ACTIVITY - Would you return the data exactly as given, except for its pictures?

Top of PROVIDED RECORDS

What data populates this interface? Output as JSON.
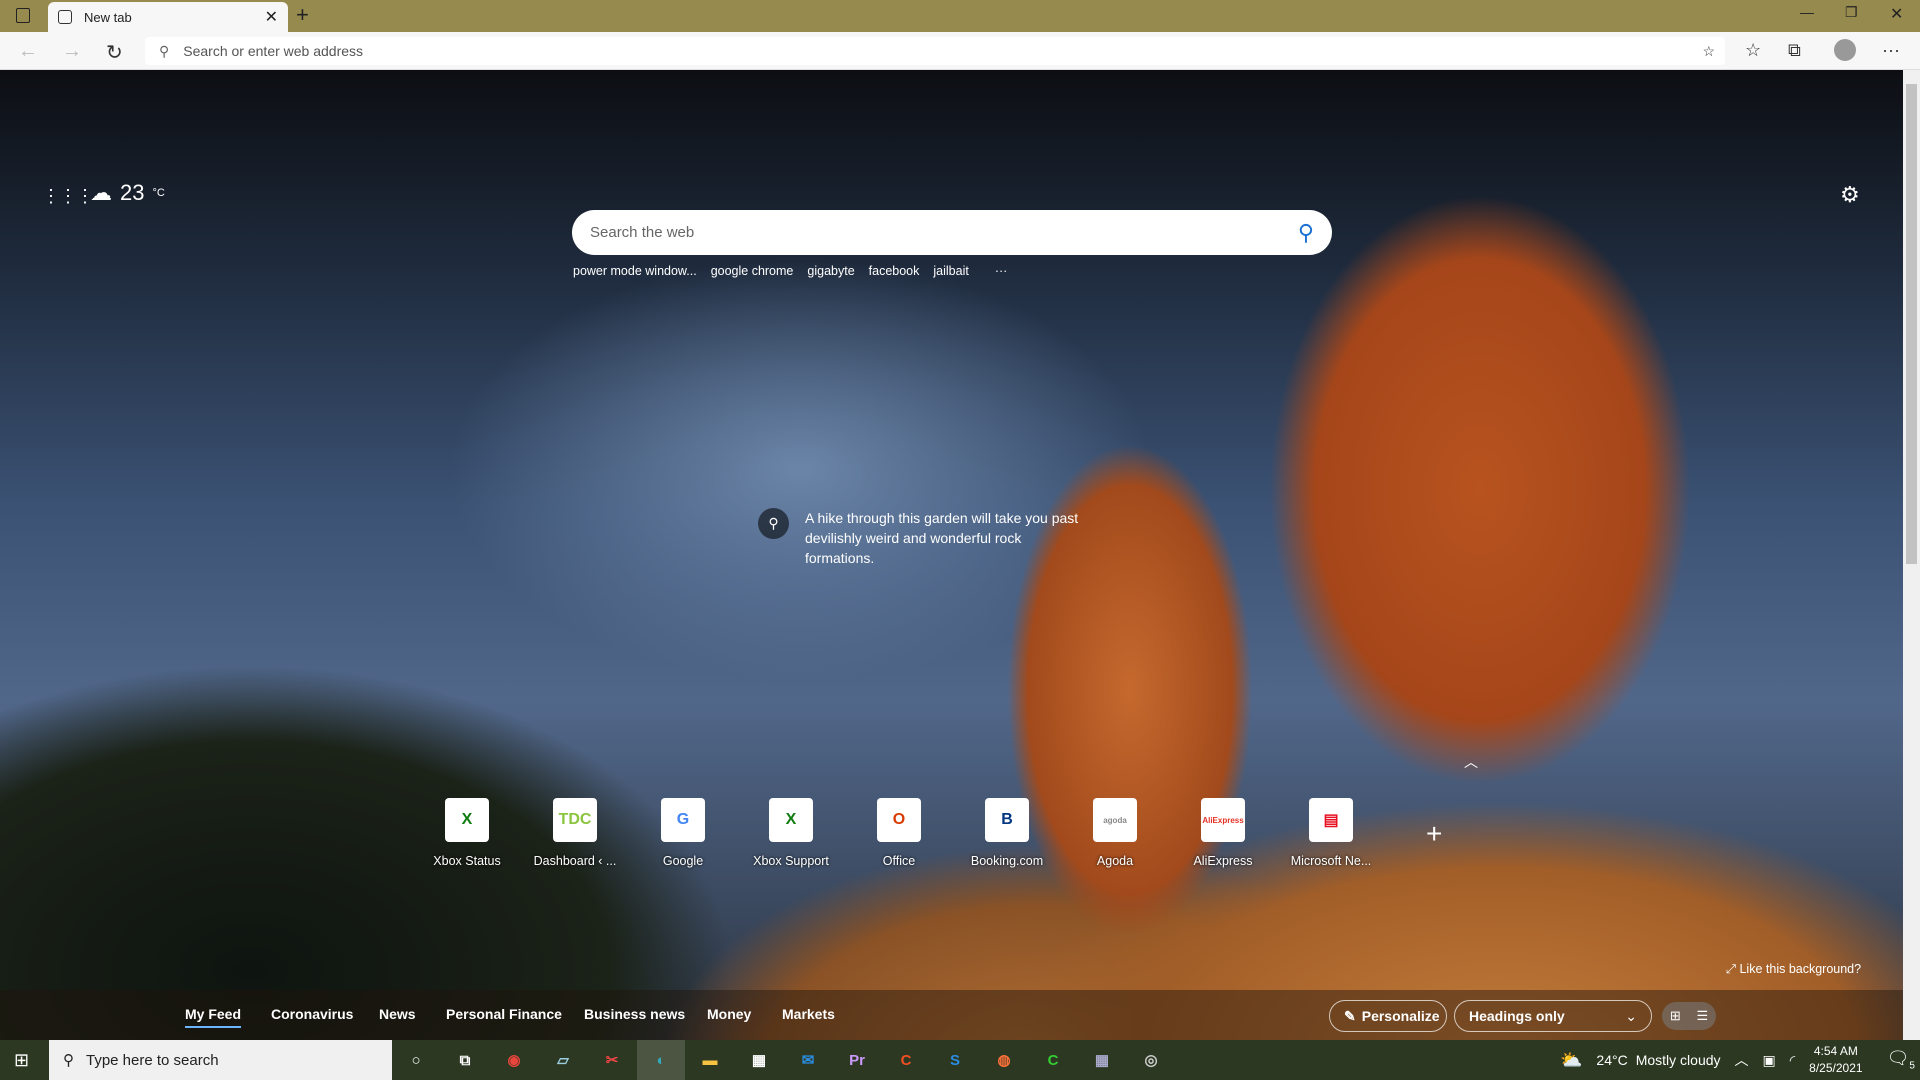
{
  "browser": {
    "tab_title": "New tab",
    "address_placeholder": "Search or enter web address"
  },
  "weather": {
    "temp": "23",
    "unit": "°C"
  },
  "search": {
    "placeholder": "Search the web",
    "suggestions": [
      "power mode window...",
      "google chrome",
      "gigabyte",
      "facebook",
      "jailbait"
    ],
    "more": "···"
  },
  "image_info": "A hike through this garden will take you past devilishly weird and wonderful rock formations.",
  "quick_links": [
    {
      "label": "Xbox Status",
      "glyph": "X",
      "color": "#107c10"
    },
    {
      "label": "Dashboard ‹ ...",
      "glyph": "TDC",
      "color": "#8bc53f"
    },
    {
      "label": "Google",
      "glyph": "G",
      "color": "#4285f4"
    },
    {
      "label": "Xbox Support",
      "glyph": "X",
      "color": "#107c10"
    },
    {
      "label": "Office",
      "glyph": "O",
      "color": "#d83b01"
    },
    {
      "label": "Booking.com",
      "glyph": "B",
      "color": "#003580"
    },
    {
      "label": "Agoda",
      "glyph": "agoda",
      "color": "#888888"
    },
    {
      "label": "AliExpress",
      "glyph": "AliExpress",
      "color": "#e43225"
    },
    {
      "label": "Microsoft Ne...",
      "glyph": "▤",
      "color": "#e81123"
    }
  ],
  "like_background": "Like this background?",
  "feed": {
    "tabs": [
      "My Feed",
      "Coronavirus",
      "News",
      "Personal Finance",
      "Business news",
      "Money",
      "Markets"
    ],
    "personalize": "Personalize",
    "layout_select": "Headings only"
  },
  "taskbar": {
    "search_placeholder": "Type here to search",
    "weather_temp": "24°C",
    "weather_text": "Mostly cloudy",
    "time": "4:54 AM",
    "date": "8/25/2021",
    "notifications": "5"
  }
}
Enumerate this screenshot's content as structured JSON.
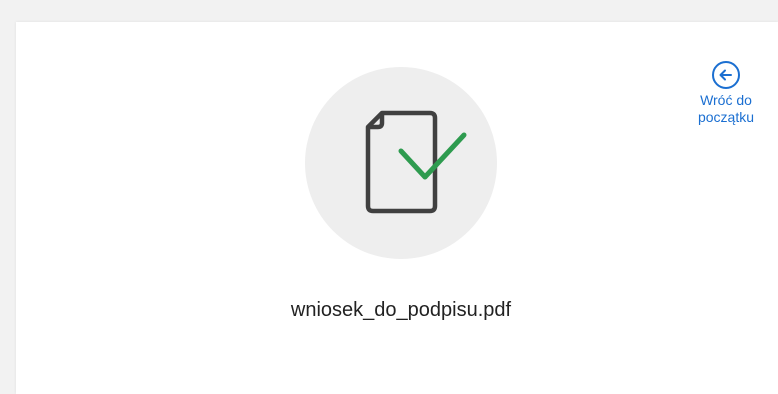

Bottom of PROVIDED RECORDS

TASK RESPONSE -
What data populates this interface? Output as JSON.
{
  "browser": {
    "tab_title": "New tab",
    "address_placeholder": "Search or enter web address"
  },
  "weather": {
    "temp": "23",
    "unit": "°C"
  },
  "search": {
    "placeholder": "Search the web",
    "suggestions": [
      "power mode window...",
      "google chrome",
      "gigabyte",
      "facebook",
      "jailbait"
    ],
    "more": "···"
  },
  "image_info": "A hike through this garden will take you past devilishly weird and wonderful rock formations.",
  "quick_links": [
    {
      "label": "Xbox Status",
      "glyph": "X",
      "color": "#107c10"
    },
    {
      "label": "Dashboard ‹ ...",
      "glyph": "TDC",
      "color": "#8bc53f"
    },
    {
      "label": "Google",
      "glyph": "G",
      "color": "#4285f4"
    },
    {
      "label": "Xbox Support",
      "glyph": "X",
      "color": "#107c10"
    },
    {
      "label": "Office",
      "glyph": "O",
      "color": "#d83b01"
    },
    {
      "label": "Booking.com",
      "glyph": "B",
      "color": "#003580"
    },
    {
      "label": "Agoda",
      "glyph": "agoda",
      "color": "#888888"
    },
    {
      "label": "AliExpress",
      "glyph": "AliExpress",
      "color": "#e43225"
    },
    {
      "label": "Microsoft Ne...",
      "glyph": "▤",
      "color": "#e81123"
    }
  ],
  "like_background": "Like this background?",
  "feed": {
    "tabs": [
      "My Feed",
      "Coronavirus",
      "News",
      "Personal Finance",
      "Business news",
      "Money",
      "Markets"
    ],
    "personalize": "Personalize",
    "layout_select": "Headings only"
  },
  "taskbar": {
    "search_placeholder": "Type here to search",
    "weather_temp": "24°C",
    "weather_text": "Mostly cloudy",
    "time": "4:54 AM",
    "date": "8/25/2021",
    "notifications": "5"
  }
}
Enumerate this screenshot's content as structured JSON.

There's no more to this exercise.